Next review: August 2022
URN: 0101

Boost the nutritional content of your food, without increasing the quantity or size of your meals.

By fortifying your diet you can help prevent weight loss and encourage weight gain. Once your treatment goal has been met you can return to your normal diet.

Choose full fat and full sugar* products rather than ‘diet’, ‘low fat’ or ‘healthy eating’ varieties as these provide more calories.

Try eating little and often as smaller portions and snacks are easier to manage.

Add butter, cream, cheese, mayonnaise or oil into savoury options such as mashed potato, soups or scrambled eggs.

Add sugar, honey, jam, cream or dried milk powder into sweet options such as porridge, rice pudding or custard.

Serve meals with a sauce or accompaniment. Try a rich gravy, cheese or white sauce with your main meal and custard, cream or ice cream with your dessert.

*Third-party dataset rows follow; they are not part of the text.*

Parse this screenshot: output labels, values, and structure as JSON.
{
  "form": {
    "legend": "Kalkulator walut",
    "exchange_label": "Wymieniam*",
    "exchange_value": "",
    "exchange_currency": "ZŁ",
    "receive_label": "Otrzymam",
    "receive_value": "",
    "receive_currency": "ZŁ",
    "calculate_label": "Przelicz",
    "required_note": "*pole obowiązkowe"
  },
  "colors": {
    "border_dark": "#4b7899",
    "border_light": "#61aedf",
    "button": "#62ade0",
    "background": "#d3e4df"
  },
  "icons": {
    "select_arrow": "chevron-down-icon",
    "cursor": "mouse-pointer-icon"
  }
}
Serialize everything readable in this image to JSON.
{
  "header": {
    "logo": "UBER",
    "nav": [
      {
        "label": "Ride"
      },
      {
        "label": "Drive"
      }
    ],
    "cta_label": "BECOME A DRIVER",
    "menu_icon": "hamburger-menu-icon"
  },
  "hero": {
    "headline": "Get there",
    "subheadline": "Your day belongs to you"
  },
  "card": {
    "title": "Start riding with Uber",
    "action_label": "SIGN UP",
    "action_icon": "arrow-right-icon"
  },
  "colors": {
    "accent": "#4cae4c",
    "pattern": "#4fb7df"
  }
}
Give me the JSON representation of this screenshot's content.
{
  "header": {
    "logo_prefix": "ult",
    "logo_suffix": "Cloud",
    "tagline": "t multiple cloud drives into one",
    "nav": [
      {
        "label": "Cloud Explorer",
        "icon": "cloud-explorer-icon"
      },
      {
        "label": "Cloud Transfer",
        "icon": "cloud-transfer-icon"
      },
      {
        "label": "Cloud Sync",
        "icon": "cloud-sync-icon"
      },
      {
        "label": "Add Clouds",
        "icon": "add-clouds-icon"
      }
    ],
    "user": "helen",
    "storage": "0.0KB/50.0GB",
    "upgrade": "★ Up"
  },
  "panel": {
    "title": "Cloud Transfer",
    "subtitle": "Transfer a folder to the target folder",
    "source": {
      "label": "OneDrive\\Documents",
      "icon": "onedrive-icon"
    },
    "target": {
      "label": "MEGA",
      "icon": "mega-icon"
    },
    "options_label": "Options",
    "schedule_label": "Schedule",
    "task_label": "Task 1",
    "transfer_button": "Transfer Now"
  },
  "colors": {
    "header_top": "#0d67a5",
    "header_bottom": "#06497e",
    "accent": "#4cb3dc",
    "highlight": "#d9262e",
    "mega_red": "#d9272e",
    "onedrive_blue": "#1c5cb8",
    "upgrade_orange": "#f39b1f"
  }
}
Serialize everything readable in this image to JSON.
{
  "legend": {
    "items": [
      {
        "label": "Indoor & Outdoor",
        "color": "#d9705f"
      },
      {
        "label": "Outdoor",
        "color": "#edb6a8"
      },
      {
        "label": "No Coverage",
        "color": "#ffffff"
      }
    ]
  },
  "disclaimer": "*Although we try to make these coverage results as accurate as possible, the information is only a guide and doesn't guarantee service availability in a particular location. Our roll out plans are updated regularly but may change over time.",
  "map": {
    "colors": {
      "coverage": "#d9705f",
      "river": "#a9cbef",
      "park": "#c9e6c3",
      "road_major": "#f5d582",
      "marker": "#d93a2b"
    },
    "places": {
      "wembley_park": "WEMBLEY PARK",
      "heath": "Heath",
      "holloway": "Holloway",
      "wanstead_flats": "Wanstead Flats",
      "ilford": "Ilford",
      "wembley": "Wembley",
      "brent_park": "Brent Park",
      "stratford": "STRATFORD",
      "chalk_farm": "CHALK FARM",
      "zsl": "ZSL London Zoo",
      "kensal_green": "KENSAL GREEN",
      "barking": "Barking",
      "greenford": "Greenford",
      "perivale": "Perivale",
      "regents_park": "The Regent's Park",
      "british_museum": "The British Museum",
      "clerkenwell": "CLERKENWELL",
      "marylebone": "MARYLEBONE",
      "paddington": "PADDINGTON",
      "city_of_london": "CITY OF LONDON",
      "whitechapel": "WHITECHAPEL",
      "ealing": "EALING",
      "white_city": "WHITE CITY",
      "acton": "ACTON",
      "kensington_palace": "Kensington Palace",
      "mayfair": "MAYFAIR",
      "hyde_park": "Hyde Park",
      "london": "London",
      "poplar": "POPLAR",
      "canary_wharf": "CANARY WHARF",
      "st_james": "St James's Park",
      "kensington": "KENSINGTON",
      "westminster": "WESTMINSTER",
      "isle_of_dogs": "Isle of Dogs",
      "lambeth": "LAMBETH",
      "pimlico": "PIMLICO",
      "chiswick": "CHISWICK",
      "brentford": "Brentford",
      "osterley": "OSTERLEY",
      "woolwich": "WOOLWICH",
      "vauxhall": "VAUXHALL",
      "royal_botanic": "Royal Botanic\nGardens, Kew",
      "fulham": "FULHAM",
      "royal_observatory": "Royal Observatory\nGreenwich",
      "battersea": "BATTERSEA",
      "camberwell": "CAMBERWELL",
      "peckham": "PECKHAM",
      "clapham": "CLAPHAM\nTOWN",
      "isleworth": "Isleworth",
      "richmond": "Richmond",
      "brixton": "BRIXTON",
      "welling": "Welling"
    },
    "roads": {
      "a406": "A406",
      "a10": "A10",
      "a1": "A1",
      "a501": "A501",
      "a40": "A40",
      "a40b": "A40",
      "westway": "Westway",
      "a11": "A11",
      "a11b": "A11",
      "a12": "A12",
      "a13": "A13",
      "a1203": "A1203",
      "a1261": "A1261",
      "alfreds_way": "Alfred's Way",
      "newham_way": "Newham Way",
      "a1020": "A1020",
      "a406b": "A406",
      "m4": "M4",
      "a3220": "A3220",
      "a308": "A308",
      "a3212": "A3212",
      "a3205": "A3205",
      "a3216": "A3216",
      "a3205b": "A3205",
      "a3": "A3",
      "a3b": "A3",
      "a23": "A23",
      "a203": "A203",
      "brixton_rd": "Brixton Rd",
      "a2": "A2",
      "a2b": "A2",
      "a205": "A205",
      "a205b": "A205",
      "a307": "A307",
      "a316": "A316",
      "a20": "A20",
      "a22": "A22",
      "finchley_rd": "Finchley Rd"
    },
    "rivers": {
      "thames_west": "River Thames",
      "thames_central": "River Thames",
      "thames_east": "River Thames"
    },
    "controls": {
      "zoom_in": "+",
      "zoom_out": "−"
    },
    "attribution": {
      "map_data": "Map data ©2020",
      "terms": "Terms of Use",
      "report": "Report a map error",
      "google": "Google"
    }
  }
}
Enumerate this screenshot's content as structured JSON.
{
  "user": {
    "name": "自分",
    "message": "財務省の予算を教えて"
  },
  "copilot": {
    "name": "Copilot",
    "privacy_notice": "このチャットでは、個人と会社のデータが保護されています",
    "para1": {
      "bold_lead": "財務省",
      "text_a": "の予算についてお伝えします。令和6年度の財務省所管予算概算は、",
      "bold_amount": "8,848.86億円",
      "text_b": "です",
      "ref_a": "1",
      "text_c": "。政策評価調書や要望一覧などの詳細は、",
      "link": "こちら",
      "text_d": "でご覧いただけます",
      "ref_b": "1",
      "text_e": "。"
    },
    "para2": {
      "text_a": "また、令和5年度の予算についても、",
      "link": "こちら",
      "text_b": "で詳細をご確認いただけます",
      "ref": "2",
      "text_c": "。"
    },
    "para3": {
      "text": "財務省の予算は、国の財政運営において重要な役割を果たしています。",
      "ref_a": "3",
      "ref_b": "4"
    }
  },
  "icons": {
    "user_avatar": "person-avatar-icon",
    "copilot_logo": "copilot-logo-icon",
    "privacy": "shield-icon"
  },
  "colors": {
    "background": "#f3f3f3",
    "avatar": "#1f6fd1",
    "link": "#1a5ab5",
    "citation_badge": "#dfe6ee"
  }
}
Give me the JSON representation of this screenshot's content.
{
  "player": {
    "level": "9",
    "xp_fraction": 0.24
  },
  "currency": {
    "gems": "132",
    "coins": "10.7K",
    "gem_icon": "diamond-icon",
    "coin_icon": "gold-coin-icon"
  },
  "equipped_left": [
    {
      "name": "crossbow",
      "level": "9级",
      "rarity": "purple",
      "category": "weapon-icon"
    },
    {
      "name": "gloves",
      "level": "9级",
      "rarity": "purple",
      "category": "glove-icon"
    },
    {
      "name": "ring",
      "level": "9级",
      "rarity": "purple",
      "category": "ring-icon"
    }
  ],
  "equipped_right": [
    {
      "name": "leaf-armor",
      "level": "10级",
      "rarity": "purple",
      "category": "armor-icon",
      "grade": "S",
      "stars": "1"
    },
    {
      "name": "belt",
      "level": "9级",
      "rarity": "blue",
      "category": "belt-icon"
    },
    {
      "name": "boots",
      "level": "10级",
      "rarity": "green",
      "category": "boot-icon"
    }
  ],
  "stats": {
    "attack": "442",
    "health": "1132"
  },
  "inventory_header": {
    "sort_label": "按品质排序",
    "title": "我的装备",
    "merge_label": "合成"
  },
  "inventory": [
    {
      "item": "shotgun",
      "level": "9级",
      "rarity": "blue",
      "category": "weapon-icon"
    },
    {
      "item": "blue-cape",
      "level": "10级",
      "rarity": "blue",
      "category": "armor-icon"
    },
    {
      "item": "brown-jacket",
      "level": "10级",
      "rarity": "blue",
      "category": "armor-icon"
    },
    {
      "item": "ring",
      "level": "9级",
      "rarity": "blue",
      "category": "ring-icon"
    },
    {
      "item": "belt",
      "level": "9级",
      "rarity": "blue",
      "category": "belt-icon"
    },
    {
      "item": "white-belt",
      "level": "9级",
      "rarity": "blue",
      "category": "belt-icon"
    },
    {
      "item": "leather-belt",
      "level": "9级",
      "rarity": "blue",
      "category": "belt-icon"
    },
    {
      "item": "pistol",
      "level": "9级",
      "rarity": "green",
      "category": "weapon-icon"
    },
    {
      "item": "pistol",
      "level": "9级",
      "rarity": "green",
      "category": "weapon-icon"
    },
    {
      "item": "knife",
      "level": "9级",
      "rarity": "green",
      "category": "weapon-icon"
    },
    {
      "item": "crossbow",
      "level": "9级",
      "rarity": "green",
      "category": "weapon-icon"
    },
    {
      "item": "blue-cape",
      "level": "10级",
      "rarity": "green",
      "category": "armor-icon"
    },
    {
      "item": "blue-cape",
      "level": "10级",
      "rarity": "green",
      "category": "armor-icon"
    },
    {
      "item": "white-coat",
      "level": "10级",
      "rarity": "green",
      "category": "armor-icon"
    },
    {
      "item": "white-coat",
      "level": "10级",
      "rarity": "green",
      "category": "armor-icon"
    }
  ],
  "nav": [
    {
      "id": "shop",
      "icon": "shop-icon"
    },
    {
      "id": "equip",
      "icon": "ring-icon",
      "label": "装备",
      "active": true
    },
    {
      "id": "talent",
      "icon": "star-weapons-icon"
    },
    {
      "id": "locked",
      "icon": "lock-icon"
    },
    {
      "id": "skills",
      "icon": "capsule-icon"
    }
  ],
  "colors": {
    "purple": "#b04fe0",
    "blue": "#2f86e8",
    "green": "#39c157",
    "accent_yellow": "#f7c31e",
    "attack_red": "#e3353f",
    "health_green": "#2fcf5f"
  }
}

Drink nourishing fluids* such as fruit juice, smoothies, fortified milk or milkshakes (see ‘Super Shakes’ resource for recipe examples).

Have high calorie snacks in between meals such as peanuts, dried fruit or biscuits (see ‘100 Calorie Boosters’ resource for more examples).

  • If you have diabetes, continue to choose sugar free drinks although you can have a moderate amount of sugar containing foods as part of a fortified diet. Speak to your GP, nurse or diabetes team for more information.
Did you know? An extra 500 calories per day can help you gain up to 0.5kg or 1lb a week!
Fortify your milk: Add 2-4 heaped tablespoons of dried milk powder to a pint of milk, and stir until dissolved. Once made keep refrigerated and use like regular milk on your cereal, in tea Top tip or coffee or as a drink on its own.

Content for this leaflet used with kind permission of Nutrition and Dietetics Service, South Essex Partnership University NHS Foundation Trust.